“A reader lives a thousand lives before he dies…The man who never reads lives only one.” (George R. R. Martin)
I have no idea...
Jonathan Lethem's Fortress of Solitude would probably be the closest. They both deal with similar themes and do so in a somewhat similar way.
I don't have a particular favorite scene.
That's a tough one. I don't really know.
Out of all of the books I’ve read and audiobooks I’ve listened to this is probably my favorite. It supposedly took Junot Diaz 10 years to write this Pulitzer-prize winning novel and the time was well spent. The narration by Jonathan Davis is superb. The story takes a multi-perspective approach delving into the origins and fallout of a family curse, starting in present day New Jersey and backtracking to the Dominican Republic. Fans of ‘Ready Player One’ or ‘Fortress of Solitude’ would probably enjoy this audiobook since it deals with similar themes and portions of the story get into obscure nerdy pop cultural areas.
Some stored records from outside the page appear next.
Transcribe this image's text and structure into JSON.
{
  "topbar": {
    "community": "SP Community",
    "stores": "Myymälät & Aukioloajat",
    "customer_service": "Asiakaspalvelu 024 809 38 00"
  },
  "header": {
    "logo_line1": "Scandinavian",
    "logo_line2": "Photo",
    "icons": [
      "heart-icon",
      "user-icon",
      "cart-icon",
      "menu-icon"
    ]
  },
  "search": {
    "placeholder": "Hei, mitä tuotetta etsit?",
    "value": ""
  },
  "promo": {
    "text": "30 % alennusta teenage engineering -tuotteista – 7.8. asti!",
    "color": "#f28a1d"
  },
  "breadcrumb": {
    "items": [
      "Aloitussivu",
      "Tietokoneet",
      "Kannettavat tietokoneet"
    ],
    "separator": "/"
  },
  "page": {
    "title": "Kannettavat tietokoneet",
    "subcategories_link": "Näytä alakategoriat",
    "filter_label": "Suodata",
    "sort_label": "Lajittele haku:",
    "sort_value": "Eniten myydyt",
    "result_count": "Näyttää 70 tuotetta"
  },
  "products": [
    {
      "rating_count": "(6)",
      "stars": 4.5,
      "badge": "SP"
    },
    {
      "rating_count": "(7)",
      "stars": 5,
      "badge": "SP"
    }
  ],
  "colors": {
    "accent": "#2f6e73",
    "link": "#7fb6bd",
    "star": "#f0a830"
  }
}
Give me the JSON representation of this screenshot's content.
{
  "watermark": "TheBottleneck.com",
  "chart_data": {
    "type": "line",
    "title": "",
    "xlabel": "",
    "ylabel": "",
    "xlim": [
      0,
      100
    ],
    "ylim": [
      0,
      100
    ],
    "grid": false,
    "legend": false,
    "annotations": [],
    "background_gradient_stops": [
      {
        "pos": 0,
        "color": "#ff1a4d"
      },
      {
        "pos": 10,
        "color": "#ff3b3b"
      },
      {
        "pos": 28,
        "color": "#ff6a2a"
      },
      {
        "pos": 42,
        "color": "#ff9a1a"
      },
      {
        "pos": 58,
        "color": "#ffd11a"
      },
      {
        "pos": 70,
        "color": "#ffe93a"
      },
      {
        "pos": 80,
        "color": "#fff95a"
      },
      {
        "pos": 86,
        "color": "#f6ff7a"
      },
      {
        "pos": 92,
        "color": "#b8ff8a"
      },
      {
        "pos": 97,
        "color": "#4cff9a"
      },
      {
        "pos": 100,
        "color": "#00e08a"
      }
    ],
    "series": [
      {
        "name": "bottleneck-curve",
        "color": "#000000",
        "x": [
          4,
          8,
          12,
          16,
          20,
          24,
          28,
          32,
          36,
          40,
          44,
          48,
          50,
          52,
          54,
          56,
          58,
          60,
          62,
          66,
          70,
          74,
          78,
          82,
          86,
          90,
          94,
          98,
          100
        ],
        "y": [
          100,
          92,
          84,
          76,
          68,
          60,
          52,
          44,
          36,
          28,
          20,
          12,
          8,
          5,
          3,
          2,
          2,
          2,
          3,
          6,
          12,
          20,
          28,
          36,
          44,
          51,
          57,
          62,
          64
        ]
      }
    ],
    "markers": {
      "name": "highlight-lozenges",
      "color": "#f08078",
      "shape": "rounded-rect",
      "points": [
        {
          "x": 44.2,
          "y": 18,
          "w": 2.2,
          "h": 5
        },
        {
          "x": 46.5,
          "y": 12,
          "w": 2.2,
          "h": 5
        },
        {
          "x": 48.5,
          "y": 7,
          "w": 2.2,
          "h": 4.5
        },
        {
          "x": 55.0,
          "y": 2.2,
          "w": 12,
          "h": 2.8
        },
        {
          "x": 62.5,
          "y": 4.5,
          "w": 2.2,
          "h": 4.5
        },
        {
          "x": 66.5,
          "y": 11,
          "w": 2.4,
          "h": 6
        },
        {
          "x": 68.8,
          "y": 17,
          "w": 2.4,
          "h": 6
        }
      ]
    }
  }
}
Gen-Xer, software engineer, and lifelong avid reader. Soft spots for sci-fi, fantasy, and history, but I'll read anything good.
I loved the narrator's voice, which mixed profanity-laden Dominican-American streetspeak with sci-fi and fantasy references. He conveyed a powerful sense of the loneliness that must belong to an overweight, undersexed nerd in an ethnic culture where such people are a laughable anomaly. The novel was even more compelling when it traveled back into the past and explored the history of Oscar's family back in the DR. This story was full of riveting scenes, like a father torn between bringing his beautiful daughters to a state ball, where the nation's terrible dictator (whom the narrator compares to JRR Tolkien's dark lord, Sauron) would be likely to rape them, and the dangerous indiscretion of NOT bringing them. The writing is so authentic, capturing the way people from the hood speak and think, but telling a story almost anyone can find something to connect to in -- who'd have thought Star Trek geeks, hip-hop fans, and Caribbean immigrants would find common cause in one novel.
Yet, I found that this book felt more like a patchwork of stories that never quite formed a cohesive whole. The story revolves around Oscar, but he never really becomes an engaging character, nor does his personal tale (mostly about his difficulties finding romance) ever assume the sense of importance that Diaz gives to the Dominican history and myth that he includes. In fact, I thought it was a mistake that Oscar wasn't given his own voice in the novel -- his D&D and science fiction obsessed perspective would have been quite interesting. Described from the head-shaking viewpoint of the narrator, Yunior, who is more of an archetypal Dominican-American male, he just sounds like a stereotype of a nerd.
Still, while aspects of this novel left me flat, it's so original in its concept and voice that it's worth reading just for that.
I was on the fence on how to rate this book. First off, I do want to say that one of the things I was wondering about was whether the fact that I don't speak Spanish would affect how well I would enjoy the book. I discovered to my pleasure that I was fine not knowing the exact meaning of the various phrases used. I could guess with some and with others it wasn't a problem just not knowing.
As for why I wasn't sure how to rate the book, it was really the ending that made it a problem for me. The writing in this book is wonderful -- it catches you from the beginning and really keeps you wanting to know more. But that's part of the problem for me. When the ending came, I felt it was a big letdown. I wanted more to it than there was. I didn't feel a sense of closure, if you will. Hard to explain without giving the ending away.
The upshot is that this is a great book, but don't expect much from the ending. And if that's more important to you than good writing and a good middle story, then think about whether it's worth the read.
This very well-written novel is not the kind I enjoy reading. To me, it had no redeeming value.
- Helping people decide
I do not read fiction because [insert lame excuse]. But there is nothing like a good fiction book. I am Hispanic and fluent in both English and Spanish so I was able to have my mind blown by the entertaining jokes and cursing in both languages throughout the book. I loved it. It was refreshing. The audiobook narrators did a fantastic job. Truly a work of art.
This Pulitzer Prize-winning novel is well worth the read -- or listen. The only drawback for me what the narrator's unfamiliarity with the "nerdy" vocabulary that infuses the novel. You'd think someone would have helped him learn how to pronounce the names of Lord of the Rings characters or classic movie titles.
This book was so full of filthy language that I could not finish it. I am not against a well-placed curse, but the f-word was all over this book. It's not for me and I cannot recommend it.
If you tried to read the actual book and didn't get it due to your lack of Spanish skills this should help. You could listen and Google words as they come lol.
A very charming and enjoyable performance.